The leaf margins can be either smooth or wavy and range in color from light to dark green. Colors also include chartreuse, gray and blue. Variegated varieties of cream, white or yellow will radiate in a dark area of your garden.

While most hostas are shade worshippers, some types will tolerate sun. Hostas remain attractive from spring until frost and can withstand a wide range of growing conditions.

As choice groundcovers or single specimens in the landscape, hostas are certainly divine. Some hostas are quite unusual and rare and may increase in value each year.

Little maintenance is required to care for hostas. Cut off old flower stalks after flowers have faded. Divide plants occasionally to increase their quantity. With so many selections and varieties, you can find a hosta the will fit into almost any garden situation. Stop by and check out our heavenly selection today!

Uses For Hostas

Dwarf & Small Hosta: In addition to being planted in secret little pockets throughout your garden or next to paths, dwarf and small hostas can be used in difficult places. Plant them among tree roots, on a slope or in rocky places containing little soil.

Edger Hosta: These hostas are 12” or less in height and have more horizontal growth. They are able to control weeds as they leave not light, when well established, or room for them to grow.

Groundcover Hosta: This group of hostas grow in height to 18” or less.  They do a great job in areas difficult to weed or maintain.  If you are in need of a hosta for use as a groundcover, keep in mind it works great to plant spring flowering bulbs among them. The hosta comes up after the show of flowers and covers the fading foliage of the bulbs.

Background Hosta: Selections from this group grow to 24” or taller at maturity. They can be used to increase privacy where you sit and relax or to provide definition to your property line.

Specimen Hosta: Specimens may be any size. Choose a site close to where the plant will be viewed so that every detail (like texture, color patter, buds, flowers and fragrance) may be enjoyed.






Dwarf conifers are some of the most versatile and popular plants of today’s modern garden and landscape.  These fantastic plants add interesting texture, color and form to rock, pond and container gardens as well as a mixed border.  Dwarf conifers are virtually carefree and often provide four seasons of interest.

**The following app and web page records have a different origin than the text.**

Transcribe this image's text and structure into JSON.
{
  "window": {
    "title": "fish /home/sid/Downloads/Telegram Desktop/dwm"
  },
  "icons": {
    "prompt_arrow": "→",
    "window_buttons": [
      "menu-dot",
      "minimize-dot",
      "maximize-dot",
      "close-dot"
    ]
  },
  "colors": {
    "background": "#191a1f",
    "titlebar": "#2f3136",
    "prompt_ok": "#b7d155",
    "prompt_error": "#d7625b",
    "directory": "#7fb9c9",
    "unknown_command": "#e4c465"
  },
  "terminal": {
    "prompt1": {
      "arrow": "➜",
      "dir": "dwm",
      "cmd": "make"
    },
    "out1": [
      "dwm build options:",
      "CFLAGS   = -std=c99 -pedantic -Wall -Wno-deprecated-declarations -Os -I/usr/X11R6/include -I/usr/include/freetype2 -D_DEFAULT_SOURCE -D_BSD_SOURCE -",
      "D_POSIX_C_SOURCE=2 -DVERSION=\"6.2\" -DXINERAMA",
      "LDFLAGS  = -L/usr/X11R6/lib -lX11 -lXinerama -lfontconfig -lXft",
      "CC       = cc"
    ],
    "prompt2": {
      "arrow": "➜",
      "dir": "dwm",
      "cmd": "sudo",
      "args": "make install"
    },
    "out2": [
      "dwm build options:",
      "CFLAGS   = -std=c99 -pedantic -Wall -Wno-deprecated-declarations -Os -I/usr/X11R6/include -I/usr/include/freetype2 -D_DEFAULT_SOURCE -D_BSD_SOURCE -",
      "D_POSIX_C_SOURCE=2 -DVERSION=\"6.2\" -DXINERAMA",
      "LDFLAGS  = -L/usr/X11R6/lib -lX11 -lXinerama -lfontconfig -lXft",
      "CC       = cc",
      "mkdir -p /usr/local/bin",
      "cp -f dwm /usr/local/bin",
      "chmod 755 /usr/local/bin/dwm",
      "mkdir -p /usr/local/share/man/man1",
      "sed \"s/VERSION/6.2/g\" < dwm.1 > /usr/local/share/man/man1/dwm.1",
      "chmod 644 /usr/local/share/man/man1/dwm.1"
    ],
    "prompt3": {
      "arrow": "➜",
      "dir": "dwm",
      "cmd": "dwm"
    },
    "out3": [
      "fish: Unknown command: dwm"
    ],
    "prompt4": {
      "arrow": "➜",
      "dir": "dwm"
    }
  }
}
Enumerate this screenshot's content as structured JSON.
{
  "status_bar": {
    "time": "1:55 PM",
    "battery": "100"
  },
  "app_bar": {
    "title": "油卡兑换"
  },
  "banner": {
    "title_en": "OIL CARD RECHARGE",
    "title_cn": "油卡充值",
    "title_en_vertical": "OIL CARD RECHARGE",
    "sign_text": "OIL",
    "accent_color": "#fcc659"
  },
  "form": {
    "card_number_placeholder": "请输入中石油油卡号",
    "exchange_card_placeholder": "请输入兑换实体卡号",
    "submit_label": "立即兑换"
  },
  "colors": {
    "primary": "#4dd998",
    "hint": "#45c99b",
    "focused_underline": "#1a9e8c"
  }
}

We commonly think of conifers as needled evergreens such as pines, spruce and firs; However, not all conifers are needled and not all are evergreen.  The common Larch is needled, but deciduous.  Ginko trees are conifers that have fan-shaped deciduous leaves, and this tree is neither needled nor evergreen.  What identifies a plant as a conifer is that it is cone-bearing.  Dwarf conifers are slower growing and smaller versions of the straight species of a given conifer.  A good example is our Eastern White Pine, Pinus strobus, which can reach a height of one hundred feet at maturity.  The dwarf version of this plant, Pinus strobus ‘Nana’, will only grow to eighteen feet at maturity.

Due to their popularity, new varieties of dwarf conifers are being introduced each season.  This gives you an almost endless selection…We would like to share some of our favorites:

Abies alba ‘Green Spiral’ (Silver Fir)
Abies lagrocarpa ‘Arizona Glauca Compacta’ (Rocky Mountain Fir)
Abies procera ‘Sherwoodi’ (Noble Fir)
Abies balsomea ‘Nana’ (Dwarf Balsam Fir)
Cedrus deodora ‘Albospica’ (Deodar Cedar)
Chamaecyparis obtusa ‘Nana’ (Dwarf Hinoki Falsecypress)
Chamaecyparis obtuse ‘Nana Lutea’ (Hinoki Falsecypress)
Chamaecyparis pisifera ‘Aurea Nana’ (Japanese Falsecypress)
Picea abies ‘Little Gem’ (Norway Spruce)
Picea abies ‘Conica’ (Norway Spruce)
Picea abies ‘Pumila’ (Norway Spruce)
Picea abies ‘Argenteospicata’ (Norway Spruce)
Picea pungens ‘Montgomery’ (Colorado Spruce)
Picea pungens ‘Fat Albert’ (Colorado Spruce)
Pinus cembra ‘Glauca Nana’ (Swiss Stone Pine)
Pinus mugo (Mugo Pine)
Pinus nigra ‘Hornibrookiana’ (Autstrian Pine)
Pinus sylvestris ‘Globosa Viridis’ (Scotch Pine)
Tsuga canadensis ‘Gentsch White’ (Canadian Hemlock)